A case study vs a structured settlement

For people who receive structured settlements the unlimited awards will go a long way to assisting them with the lifestyle, for which the courts granted the settlement, to only to have the ODSP office take their benefit away. In most cases a structured settlement can take years to settle. In one case it took three years to settle the law suit. During that time the individual applied for and received a total ODSP income of approx. $40,000. In addition he also received  a lump sum payment of $63,000 in back payments from Canada Pension Plan Disability Benefits (CPPD). He had to repay ODSP the $40,000 he received over the three years, because he had an over payment. However through some creative planning we managed to dispose of the settlement and retain all but $125,000 which was paid to his mother for his personal costs and expenses. However when the new structured settlement regulations are in place he will only have to repay ODSP $25,000, and he can keep all of the structured settlement. He can use the funds in the settlement for what the courts intended, to maintain his lifestyle. 
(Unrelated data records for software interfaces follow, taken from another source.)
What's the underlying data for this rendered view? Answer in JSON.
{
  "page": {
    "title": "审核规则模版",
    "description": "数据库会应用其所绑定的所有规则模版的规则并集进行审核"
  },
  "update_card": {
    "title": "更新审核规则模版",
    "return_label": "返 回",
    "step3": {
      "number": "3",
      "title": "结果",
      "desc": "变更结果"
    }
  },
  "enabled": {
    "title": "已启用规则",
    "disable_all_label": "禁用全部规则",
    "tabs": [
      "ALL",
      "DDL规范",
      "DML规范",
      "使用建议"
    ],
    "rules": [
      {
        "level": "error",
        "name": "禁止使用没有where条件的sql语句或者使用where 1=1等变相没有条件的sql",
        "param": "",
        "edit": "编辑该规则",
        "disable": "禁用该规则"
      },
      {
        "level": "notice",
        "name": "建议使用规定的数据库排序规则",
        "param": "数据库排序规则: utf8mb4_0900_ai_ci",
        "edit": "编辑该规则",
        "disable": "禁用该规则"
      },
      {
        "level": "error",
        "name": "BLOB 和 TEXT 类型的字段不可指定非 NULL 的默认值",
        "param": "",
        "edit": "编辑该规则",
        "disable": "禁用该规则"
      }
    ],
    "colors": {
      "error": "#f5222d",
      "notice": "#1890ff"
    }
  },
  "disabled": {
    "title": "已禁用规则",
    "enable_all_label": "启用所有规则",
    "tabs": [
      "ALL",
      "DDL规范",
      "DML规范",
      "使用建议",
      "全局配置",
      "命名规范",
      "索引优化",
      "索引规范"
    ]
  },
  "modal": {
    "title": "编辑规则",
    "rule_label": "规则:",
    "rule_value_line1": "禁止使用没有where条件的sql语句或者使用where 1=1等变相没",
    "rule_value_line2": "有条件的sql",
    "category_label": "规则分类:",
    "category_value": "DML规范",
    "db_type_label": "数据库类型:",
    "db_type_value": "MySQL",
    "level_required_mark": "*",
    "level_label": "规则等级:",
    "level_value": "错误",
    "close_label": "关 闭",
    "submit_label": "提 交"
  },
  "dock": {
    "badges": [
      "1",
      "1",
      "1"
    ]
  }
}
Compiled in conjunction with John Dawson by:

Anton Tucker
Compiled By:
Anton Tucker, CFP, FMA, CIM, FCSI
Executive VP and Portfolio Manager
(905) 330-7448